> [Data]
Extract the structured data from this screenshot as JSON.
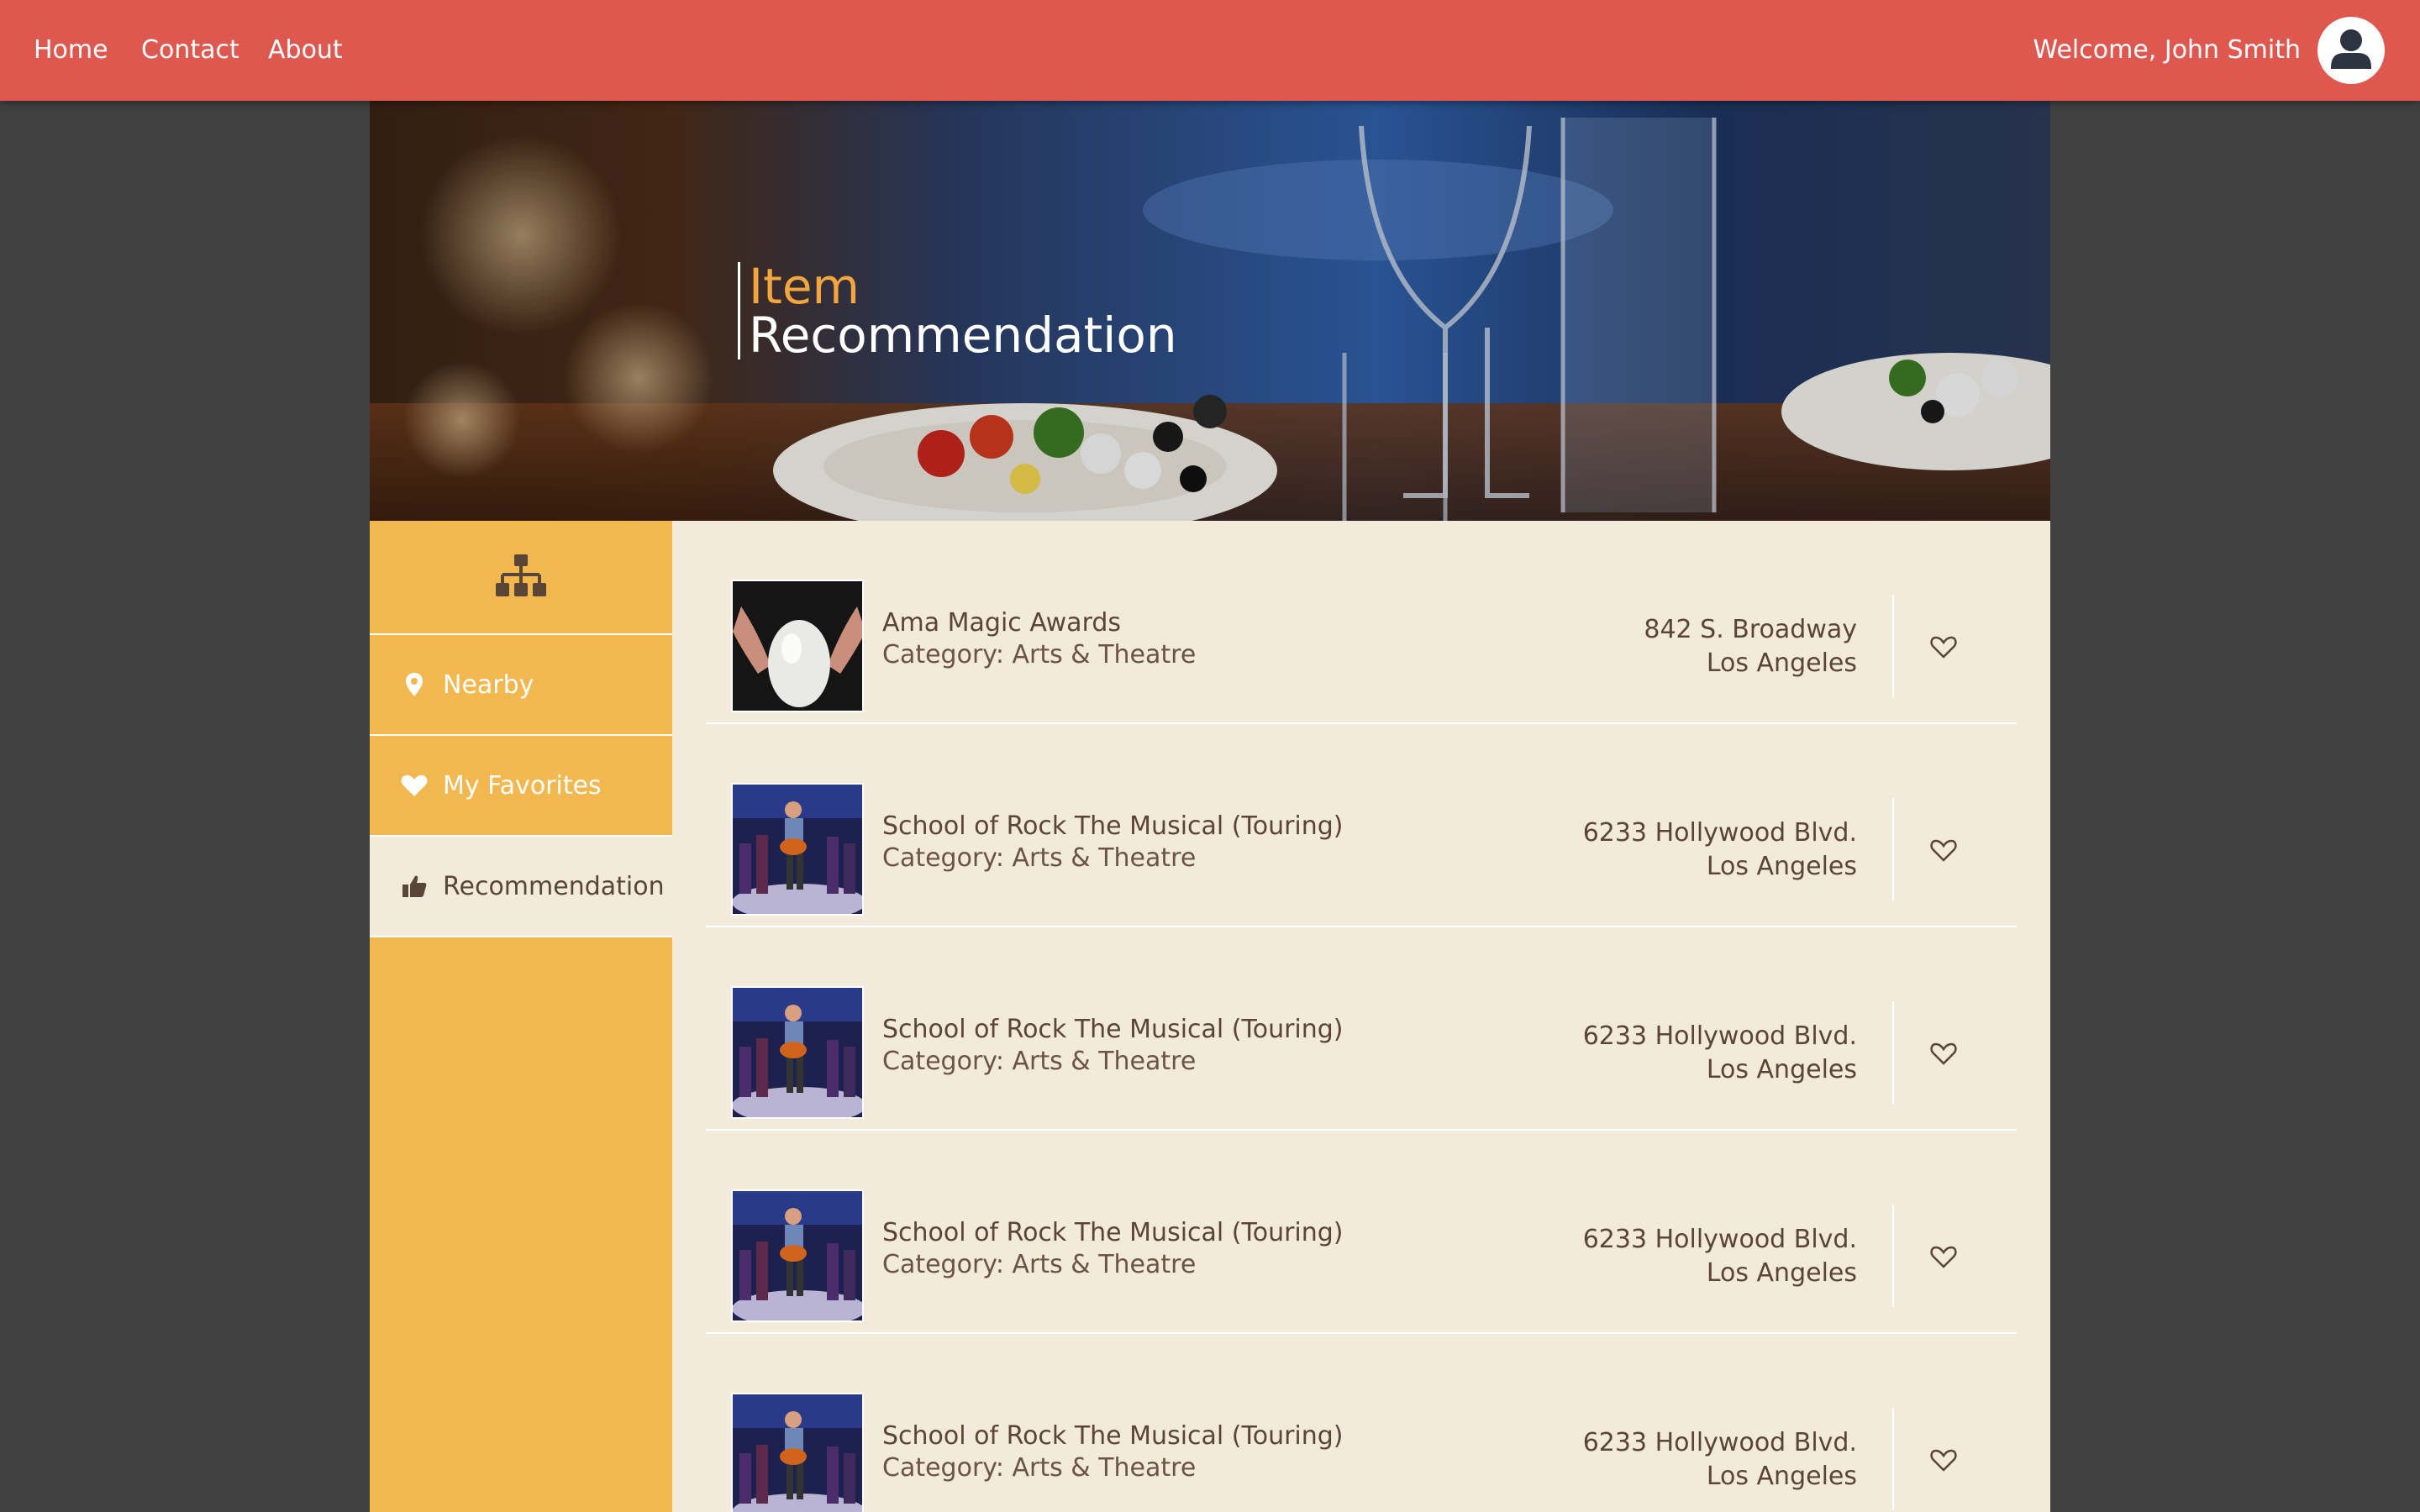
{
  "nav": {
    "links": [
      "Home",
      "Contact",
      "About"
    ],
    "welcome": "Welcome, John Smith",
    "avatar_icon": "user-icon"
  },
  "hero": {
    "line1": "Item",
    "line2": "Recommendation"
  },
  "sidebar": {
    "top_icon": "sitemap-icon",
    "items": [
      {
        "label": "Nearby",
        "icon": "map-marker-icon",
        "active": false
      },
      {
        "label": "My Favorites",
        "icon": "heart-icon",
        "active": false
      },
      {
        "label": "Recommendation",
        "icon": "thumbs-up-icon",
        "active": true
      }
    ]
  },
  "items": [
    {
      "name": "Ama Magic Awards",
      "category": "Category: Arts & Theatre",
      "address_line1": "842 S. Broadway",
      "address_line2": "Los Angeles",
      "image": "magic-egg",
      "favorite_icon": "heart-outline-icon"
    },
    {
      "name": "School of Rock The Musical (Touring)",
      "category": "Category: Arts & Theatre",
      "address_line1": "6233 Hollywood Blvd.",
      "address_line2": "Los Angeles",
      "image": "musical-stage",
      "favorite_icon": "heart-outline-icon"
    },
    {
      "name": "School of Rock The Musical (Touring)",
      "category": "Category: Arts & Theatre",
      "address_line1": "6233 Hollywood Blvd.",
      "address_line2": "Los Angeles",
      "image": "musical-stage",
      "favorite_icon": "heart-outline-icon"
    },
    {
      "name": "School of Rock The Musical (Touring)",
      "category": "Category: Arts & Theatre",
      "address_line1": "6233 Hollywood Blvd.",
      "address_line2": "Los Angeles",
      "image": "musical-stage",
      "favorite_icon": "heart-outline-icon"
    },
    {
      "name": "School of Rock The Musical (Touring)",
      "category": "Category: Arts & Theatre",
      "address_line1": "6233 Hollywood Blvd.",
      "address_line2": "Los Angeles",
      "image": "musical-stage",
      "favorite_icon": "heart-outline-icon"
    }
  ],
  "colors": {
    "topbar": "#df5850",
    "sidebar": "#f2b84f",
    "content_bg": "#f2eadb",
    "page_bg": "#414141",
    "hero_accent": "#f3a53e",
    "text_brown": "#5b4535"
  }
}
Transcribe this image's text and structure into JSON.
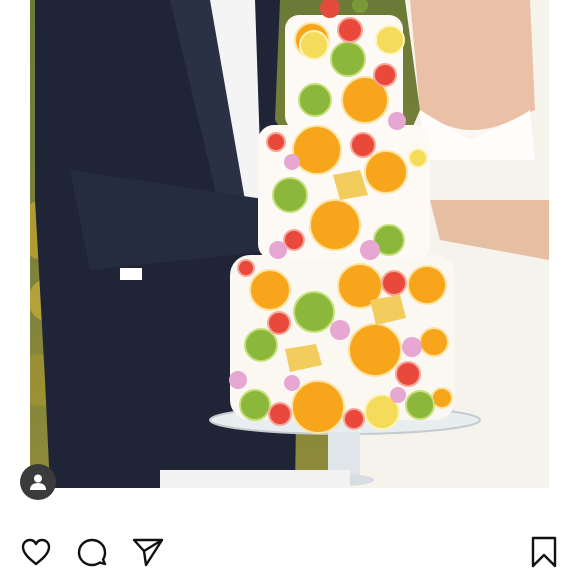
{
  "post": {
    "image_alt": "",
    "avatar_icon": "user-silhouette-icon"
  },
  "actions": {
    "like_icon": "heart-outline-icon",
    "comment_icon": "speech-bubble-icon",
    "share_icon": "paper-plane-icon",
    "save_icon": "bookmark-outline-icon"
  },
  "colors": {
    "icon_stroke": "#111111",
    "avatar_bg": "#3b3b3b"
  }
}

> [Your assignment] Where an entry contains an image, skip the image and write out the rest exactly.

> [Result below]
Extract the structured data from this screenshot as JSON.
{
  "nav": {
    "links": [
      "Home",
      "Contact",
      "About"
    ],
    "welcome": "Welcome, John Smith",
    "avatar_icon": "user-icon"
  },
  "hero": {
    "line1": "Item",
    "line2": "Recommendation"
  },
  "sidebar": {
    "top_icon": "sitemap-icon",
    "items": [
      {
        "label": "Nearby",
        "icon": "map-marker-icon",
        "active": false
      },
      {
        "label": "My Favorites",
        "icon": "heart-icon",
        "active": false
      },
      {
        "label": "Recommendation",
        "icon": "thumbs-up-icon",
        "active": true
      }
    ]
  },
  "items": [
    {
      "name": "Ama Magic Awards",
      "category": "Category: Arts & Theatre",
      "address_line1": "842 S. Broadway",
      "address_line2": "Los Angeles",
      "image": "magic-egg",
      "favorite_icon": "heart-outline-icon"
    },
    {
      "name": "School of Rock The Musical (Touring)",
      "category": "Category: Arts & Theatre",
      "address_line1": "6233 Hollywood Blvd.",
      "address_line2": "Los Angeles",
      "image": "musical-stage",
      "favorite_icon": "heart-outline-icon"
    },
    {
      "name": "School of Rock The Musical (Touring)",
      "category": "Category: Arts & Theatre",
      "address_line1": "6233 Hollywood Blvd.",
      "address_line2": "Los Angeles",
      "image": "musical-stage",
      "favorite_icon": "heart-outline-icon"
    },
    {
      "name": "School of Rock The Musical (Touring)",
      "category": "Category: Arts & Theatre",
      "address_line1": "6233 Hollywood Blvd.",
      "address_line2": "Los Angeles",
      "image": "musical-stage",
      "favorite_icon": "heart-outline-icon"
    },
    {
      "name": "School of Rock The Musical (Touring)",
      "category": "Category: Arts & Theatre",
      "address_line1": "6233 Hollywood Blvd.",
      "address_line2": "Los Angeles",
      "image": "musical-stage",
      "favorite_icon": "heart-outline-icon"
    }
  ],
  "colors": {
    "topbar": "#df5850",
    "sidebar": "#f2b84f",
    "content_bg": "#f2eadb",
    "page_bg": "#414141",
    "hero_accent": "#f3a53e",
    "text_brown": "#5b4535"
  }
}
Transcribe this image's text and structure into JSON.
{
  "post": {
    "image_alt": "",
    "avatar_icon": "user-silhouette-icon"
  },
  "actions": {
    "like_icon": "heart-outline-icon",
    "comment_icon": "speech-bubble-icon",
    "share_icon": "paper-plane-icon",
    "save_icon": "bookmark-outline-icon"
  },
  "colors": {
    "icon_stroke": "#111111",
    "avatar_bg": "#3b3b3b"
  }
}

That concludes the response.